A new H(2)O(2)-generating pyranose oxidase was purified as a strong antifungal protein from an arbuscular mycorrhizal fungus, Tricholoma matsutake. The protein showed a molecular mass of 250 kDa in gel filtration, and probably consisted of four identical 62 kDa subunits. The protein contained flavin moiety and it oxidized D-glucose at position C-2. H(2)O(2) and D-glucosone produced by the pyranose oxidase reaction showed antifungal activity, suggesting these compounds were the molecular basis of the antifungal property. The V(max), K(m), and k(cat) for D-glucose were calculated to be 26.6 U/mg protein, 1.28 mM, and 111/s, respectively. The enzyme was optimally active at pH 7.5 to 8.0 and at 50 degrees C. The preferred substrate was D-glucose, but 1,5-anhydro-D-glucitol, L-sorbose, and D-xylose were also oxidized at a moderate level. The cDNA encodes a protein consisting of 564 amino acids, showing 35.1% identity to Coriolus versicolor pyranose oxidase. The recombinant protein was used for raising the antibody.  (+info)

(7/53) The large subunit determines catalytic specificity of barley sucrose:fructan 6-fructosyltransferase and fescue sucrose:sucrose 1-fructosyltransferase.

Plant fructosyltransferases are highly homologous in primary sequence and typically consist of two subunits but catalyze widely different reactions.
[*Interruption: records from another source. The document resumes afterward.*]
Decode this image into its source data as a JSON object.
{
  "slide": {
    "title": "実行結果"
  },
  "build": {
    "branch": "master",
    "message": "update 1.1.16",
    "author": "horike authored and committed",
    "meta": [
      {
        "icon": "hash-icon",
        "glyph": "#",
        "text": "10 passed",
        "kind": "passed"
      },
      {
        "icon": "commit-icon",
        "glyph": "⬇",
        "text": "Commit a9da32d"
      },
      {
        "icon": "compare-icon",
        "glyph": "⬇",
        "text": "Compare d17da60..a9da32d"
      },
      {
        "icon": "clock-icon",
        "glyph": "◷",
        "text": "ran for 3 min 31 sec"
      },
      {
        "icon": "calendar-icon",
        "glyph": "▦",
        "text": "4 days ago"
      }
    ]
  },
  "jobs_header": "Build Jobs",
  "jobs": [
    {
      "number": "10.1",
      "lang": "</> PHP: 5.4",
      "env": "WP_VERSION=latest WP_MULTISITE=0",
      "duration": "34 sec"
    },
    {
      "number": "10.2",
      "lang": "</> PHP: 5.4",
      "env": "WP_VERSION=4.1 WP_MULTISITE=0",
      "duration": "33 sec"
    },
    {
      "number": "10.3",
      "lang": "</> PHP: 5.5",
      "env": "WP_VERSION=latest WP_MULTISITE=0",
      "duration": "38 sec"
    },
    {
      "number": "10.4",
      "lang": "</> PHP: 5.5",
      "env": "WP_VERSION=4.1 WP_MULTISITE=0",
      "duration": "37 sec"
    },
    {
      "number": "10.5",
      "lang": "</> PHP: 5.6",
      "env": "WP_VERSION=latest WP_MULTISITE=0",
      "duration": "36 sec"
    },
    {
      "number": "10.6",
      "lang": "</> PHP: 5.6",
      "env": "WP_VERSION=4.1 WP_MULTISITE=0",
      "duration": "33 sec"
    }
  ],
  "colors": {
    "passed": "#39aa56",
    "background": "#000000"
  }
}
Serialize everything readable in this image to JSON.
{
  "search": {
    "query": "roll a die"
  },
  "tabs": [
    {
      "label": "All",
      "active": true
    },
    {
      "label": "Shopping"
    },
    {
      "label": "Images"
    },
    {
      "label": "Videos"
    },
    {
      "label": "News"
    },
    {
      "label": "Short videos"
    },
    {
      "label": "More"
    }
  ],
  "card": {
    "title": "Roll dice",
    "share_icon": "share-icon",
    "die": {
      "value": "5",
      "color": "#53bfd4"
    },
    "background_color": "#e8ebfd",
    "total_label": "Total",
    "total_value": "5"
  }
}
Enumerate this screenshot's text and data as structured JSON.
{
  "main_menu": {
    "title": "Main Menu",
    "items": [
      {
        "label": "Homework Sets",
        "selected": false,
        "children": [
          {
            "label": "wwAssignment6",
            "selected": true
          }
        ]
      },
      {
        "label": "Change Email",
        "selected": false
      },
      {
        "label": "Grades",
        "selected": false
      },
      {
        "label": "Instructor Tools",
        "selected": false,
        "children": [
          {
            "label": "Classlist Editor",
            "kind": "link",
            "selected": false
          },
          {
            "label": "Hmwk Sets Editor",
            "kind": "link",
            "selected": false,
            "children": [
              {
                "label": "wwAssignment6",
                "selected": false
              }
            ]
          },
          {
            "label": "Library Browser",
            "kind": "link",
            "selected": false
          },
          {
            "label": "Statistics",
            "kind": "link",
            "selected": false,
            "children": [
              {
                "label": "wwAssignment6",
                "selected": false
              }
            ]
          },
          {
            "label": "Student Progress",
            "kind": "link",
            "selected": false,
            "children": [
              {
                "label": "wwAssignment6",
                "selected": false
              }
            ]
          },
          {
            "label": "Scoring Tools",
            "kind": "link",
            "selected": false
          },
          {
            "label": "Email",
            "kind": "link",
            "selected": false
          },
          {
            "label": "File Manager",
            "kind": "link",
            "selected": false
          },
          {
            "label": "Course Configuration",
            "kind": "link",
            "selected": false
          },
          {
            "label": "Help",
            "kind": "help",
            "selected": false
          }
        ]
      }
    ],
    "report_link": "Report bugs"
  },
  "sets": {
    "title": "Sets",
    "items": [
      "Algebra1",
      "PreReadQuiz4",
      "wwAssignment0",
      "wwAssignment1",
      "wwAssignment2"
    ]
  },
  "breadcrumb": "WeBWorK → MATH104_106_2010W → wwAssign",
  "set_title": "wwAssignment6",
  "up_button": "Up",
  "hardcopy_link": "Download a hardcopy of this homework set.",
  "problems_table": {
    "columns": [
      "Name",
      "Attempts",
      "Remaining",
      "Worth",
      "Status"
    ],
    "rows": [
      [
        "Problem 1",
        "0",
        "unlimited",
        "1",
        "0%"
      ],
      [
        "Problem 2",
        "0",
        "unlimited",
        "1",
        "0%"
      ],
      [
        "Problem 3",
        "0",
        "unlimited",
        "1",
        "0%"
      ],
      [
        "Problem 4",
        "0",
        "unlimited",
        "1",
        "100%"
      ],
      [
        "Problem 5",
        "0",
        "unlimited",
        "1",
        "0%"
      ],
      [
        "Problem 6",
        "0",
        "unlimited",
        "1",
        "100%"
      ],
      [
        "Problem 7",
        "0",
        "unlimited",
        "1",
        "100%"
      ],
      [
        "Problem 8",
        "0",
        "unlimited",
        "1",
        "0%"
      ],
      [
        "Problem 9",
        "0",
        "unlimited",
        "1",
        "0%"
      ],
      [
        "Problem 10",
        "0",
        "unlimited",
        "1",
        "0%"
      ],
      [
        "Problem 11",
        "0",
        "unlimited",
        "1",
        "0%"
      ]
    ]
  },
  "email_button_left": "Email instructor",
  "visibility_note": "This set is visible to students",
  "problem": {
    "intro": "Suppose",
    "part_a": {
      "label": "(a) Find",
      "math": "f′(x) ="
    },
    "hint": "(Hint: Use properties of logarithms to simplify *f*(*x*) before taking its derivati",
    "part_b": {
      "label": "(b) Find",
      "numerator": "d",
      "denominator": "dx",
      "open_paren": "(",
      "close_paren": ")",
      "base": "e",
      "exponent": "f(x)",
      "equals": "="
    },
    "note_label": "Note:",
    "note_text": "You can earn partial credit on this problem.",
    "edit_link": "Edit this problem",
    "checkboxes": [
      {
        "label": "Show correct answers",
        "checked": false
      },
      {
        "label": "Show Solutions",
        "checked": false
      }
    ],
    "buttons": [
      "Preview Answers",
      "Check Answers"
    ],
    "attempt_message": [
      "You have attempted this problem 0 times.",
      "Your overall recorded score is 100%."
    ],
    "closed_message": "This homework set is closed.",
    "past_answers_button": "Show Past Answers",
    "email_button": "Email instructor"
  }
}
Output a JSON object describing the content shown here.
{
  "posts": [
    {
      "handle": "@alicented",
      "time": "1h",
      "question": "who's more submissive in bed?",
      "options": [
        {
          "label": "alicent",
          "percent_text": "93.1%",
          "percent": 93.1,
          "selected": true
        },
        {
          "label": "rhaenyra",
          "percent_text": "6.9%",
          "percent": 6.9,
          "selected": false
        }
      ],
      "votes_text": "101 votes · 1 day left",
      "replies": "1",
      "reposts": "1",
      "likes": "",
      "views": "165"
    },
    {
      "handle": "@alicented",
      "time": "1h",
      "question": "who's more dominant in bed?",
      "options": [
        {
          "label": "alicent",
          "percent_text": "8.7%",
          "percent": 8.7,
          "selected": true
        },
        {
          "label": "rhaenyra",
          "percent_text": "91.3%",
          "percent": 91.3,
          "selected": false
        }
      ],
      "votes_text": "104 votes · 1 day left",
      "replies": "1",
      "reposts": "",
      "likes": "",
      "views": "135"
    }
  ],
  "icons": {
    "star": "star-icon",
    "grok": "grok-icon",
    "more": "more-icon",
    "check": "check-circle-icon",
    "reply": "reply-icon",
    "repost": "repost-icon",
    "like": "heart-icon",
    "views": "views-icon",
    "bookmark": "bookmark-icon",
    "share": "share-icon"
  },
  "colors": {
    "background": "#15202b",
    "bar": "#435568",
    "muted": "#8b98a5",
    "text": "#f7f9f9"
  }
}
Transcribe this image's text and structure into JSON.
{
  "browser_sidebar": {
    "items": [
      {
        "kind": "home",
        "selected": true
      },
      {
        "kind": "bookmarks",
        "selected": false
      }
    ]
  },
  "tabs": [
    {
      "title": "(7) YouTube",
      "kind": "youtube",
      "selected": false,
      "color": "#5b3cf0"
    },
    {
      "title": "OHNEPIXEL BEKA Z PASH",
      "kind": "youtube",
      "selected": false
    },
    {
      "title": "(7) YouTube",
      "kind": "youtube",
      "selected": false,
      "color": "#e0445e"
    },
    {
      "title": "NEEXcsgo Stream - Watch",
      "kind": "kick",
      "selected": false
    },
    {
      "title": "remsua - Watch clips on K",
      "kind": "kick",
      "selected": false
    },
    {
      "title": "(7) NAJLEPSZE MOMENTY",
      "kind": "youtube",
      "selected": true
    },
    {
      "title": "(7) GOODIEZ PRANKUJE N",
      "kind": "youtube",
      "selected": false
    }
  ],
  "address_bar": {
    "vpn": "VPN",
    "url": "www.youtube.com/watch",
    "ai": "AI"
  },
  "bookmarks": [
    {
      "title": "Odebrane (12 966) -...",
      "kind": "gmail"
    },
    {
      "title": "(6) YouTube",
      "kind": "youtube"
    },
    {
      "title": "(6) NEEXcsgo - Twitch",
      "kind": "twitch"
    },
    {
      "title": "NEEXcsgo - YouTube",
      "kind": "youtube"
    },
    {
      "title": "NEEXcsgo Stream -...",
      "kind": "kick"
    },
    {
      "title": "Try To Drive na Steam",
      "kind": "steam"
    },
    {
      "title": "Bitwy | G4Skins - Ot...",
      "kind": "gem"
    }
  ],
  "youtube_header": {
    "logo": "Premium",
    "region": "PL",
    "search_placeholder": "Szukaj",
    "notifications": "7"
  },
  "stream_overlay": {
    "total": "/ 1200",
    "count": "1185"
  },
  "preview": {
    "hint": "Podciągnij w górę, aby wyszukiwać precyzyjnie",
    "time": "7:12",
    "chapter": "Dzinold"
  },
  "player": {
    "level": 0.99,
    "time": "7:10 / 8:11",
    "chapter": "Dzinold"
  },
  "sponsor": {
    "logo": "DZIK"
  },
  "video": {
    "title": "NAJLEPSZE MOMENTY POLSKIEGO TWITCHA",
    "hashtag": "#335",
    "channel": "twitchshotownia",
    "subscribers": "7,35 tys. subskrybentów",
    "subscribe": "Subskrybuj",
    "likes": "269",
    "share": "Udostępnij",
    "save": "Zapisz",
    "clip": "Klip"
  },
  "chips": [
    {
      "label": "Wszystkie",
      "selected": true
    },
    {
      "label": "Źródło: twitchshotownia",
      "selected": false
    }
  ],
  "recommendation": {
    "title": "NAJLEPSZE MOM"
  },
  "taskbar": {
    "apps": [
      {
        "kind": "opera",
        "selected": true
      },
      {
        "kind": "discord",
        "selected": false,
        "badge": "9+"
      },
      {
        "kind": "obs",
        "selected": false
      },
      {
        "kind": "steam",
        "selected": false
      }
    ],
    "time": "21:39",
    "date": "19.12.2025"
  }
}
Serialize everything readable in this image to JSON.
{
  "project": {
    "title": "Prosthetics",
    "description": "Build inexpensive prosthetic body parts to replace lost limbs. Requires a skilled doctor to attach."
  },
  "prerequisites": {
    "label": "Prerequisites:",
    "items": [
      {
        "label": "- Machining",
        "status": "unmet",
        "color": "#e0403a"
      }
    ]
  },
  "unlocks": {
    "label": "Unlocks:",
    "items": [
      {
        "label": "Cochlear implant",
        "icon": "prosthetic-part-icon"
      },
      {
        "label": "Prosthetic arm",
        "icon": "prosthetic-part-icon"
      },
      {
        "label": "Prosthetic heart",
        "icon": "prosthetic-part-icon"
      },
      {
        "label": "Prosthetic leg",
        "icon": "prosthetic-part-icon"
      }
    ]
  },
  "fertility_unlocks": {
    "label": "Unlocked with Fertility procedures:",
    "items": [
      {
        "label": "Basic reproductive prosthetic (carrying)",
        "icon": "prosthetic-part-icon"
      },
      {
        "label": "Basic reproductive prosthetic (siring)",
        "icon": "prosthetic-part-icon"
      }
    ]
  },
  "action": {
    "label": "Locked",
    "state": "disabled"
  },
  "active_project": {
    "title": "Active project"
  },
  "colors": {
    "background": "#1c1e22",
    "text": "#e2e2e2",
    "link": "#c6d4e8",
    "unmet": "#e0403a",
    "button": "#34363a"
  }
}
Using functional expression in the yeast Pichia pastoris, we show that the substrate specificity of festuca sucrose:sucrose 1--beta-D-fructosyltransferase (1-SST) and barley sucrose:fructan 6--beta-D-fructosyltransferase (6-SFT) is entirely determined by the large subunit. Chimeric enzymes with the large subunit of festuca 1-SST (LSuB) and the small subunit of barley 6-SFT have the same catalytic specificity as the native festuca 1-SST and vice versa. If the LSuB is expressed alone, it does not yield a functionally active enzyme, indicating that the small subunit is nevertheless essential.  (+info)

(8/53) Enzymatic description of the anhydrofructose pathway of glycogen degradation II. Gene identification and characterization of the reactions catalyzed by aldos-2-ulose dehydratase that converts 1,5-anhydro-D-fructose to microthecin with ascopyrone M as the intermediate.

The anhydrofructose pathway describes the degradation of glycogen and starch to metabolites via 1,5-anhydro-D-fructose (1,5AnFru). Enzymes that form 1,5AnFru, ascopyrone P (APP), and ascopyrone M (APM) have been reported from our laboratory earlier. In the present study, APM formed from 1,5AnFru was found to be the intermediate to the antimicrobial microthecin. The microthecin forming enzyme from the fungus Phanerochaete chrysosporium proved to be aldos-2-ulose dehydratase (AUDH, EC 4.2.1.-), which was purified and characterized for its enzymatic and catalytic properties. The purified AUDH showing a molecular mass of 97.4 kDa on SDS-PAGE was partially sequenced. Total 332 amino acid residues in length were obtained, representing some 37% of the AUDH protein. The obtained amino acid sequences showed no homology to known proteins but to an unannotated DNA sequence in Scaffold 62 of the published genome of the fungus. The alignment revealed three introns of the identified AUDH gene (Audh; ph.chr), thus the first gene coding for a neutral sugar dehydratase is identified. AUDH was found to be a bi-functional enzyme, being able to dehydrate 1,5AnFru to APM and further isomerizing the APM formed to microthecin. The optimal pH for the formation of APM and microthecin was pH 5.8 and 6.8, respectively. AUDH showed 5 fold higher activity toward 1,5AnFru than toward its analogue glucosone, when tested at concentrations from 0.6 mM to 0.2 M. Based on the characteristic UV absorbance of microthecin (230 nm) and APM (262 nm) assay methods were developed for the microthecin forming enzymes.  (+info)